PROBLEM
Which lines below include "请只回复"? Copy them all.

PROVIDED ENTRIES
# # # # #

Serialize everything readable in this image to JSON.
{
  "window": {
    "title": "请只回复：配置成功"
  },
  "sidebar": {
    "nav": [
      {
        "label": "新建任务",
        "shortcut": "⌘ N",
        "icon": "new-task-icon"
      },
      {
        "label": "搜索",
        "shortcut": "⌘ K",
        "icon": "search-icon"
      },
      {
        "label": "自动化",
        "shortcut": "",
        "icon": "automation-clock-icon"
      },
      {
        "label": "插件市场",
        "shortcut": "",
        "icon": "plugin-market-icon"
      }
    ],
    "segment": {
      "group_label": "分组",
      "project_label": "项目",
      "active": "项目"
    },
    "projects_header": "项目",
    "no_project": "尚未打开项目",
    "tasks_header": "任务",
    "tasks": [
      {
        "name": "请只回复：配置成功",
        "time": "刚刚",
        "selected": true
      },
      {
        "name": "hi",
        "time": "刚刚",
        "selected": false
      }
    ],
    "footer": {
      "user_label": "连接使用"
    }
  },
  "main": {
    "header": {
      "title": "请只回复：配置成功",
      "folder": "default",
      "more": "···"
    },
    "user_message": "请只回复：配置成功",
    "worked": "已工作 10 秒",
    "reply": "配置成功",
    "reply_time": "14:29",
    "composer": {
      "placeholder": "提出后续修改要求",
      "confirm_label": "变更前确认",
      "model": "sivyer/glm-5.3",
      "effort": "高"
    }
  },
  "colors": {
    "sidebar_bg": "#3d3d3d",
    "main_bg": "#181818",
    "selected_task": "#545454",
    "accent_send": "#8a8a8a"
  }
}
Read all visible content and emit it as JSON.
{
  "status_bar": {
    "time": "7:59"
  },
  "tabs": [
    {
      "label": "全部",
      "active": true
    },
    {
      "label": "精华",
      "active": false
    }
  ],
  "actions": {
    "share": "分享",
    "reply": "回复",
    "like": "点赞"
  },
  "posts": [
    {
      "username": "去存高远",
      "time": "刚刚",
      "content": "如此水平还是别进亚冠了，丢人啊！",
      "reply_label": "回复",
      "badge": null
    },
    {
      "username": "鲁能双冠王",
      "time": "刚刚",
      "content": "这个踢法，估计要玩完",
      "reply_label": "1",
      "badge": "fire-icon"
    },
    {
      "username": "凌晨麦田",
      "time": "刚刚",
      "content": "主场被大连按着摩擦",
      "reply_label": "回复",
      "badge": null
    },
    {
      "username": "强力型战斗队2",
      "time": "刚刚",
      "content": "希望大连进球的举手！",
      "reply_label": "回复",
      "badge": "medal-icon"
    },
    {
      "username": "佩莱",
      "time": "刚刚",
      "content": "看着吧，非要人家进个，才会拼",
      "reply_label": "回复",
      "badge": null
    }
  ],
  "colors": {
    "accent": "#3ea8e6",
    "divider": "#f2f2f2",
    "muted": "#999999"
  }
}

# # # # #

EXPECTED ANSWER
    "title": "请只回复：配置成功"
        "name": "请只回复：配置成功",
      "title": "请只回复：配置成功",
    "user_message": "请只回复：配置成功",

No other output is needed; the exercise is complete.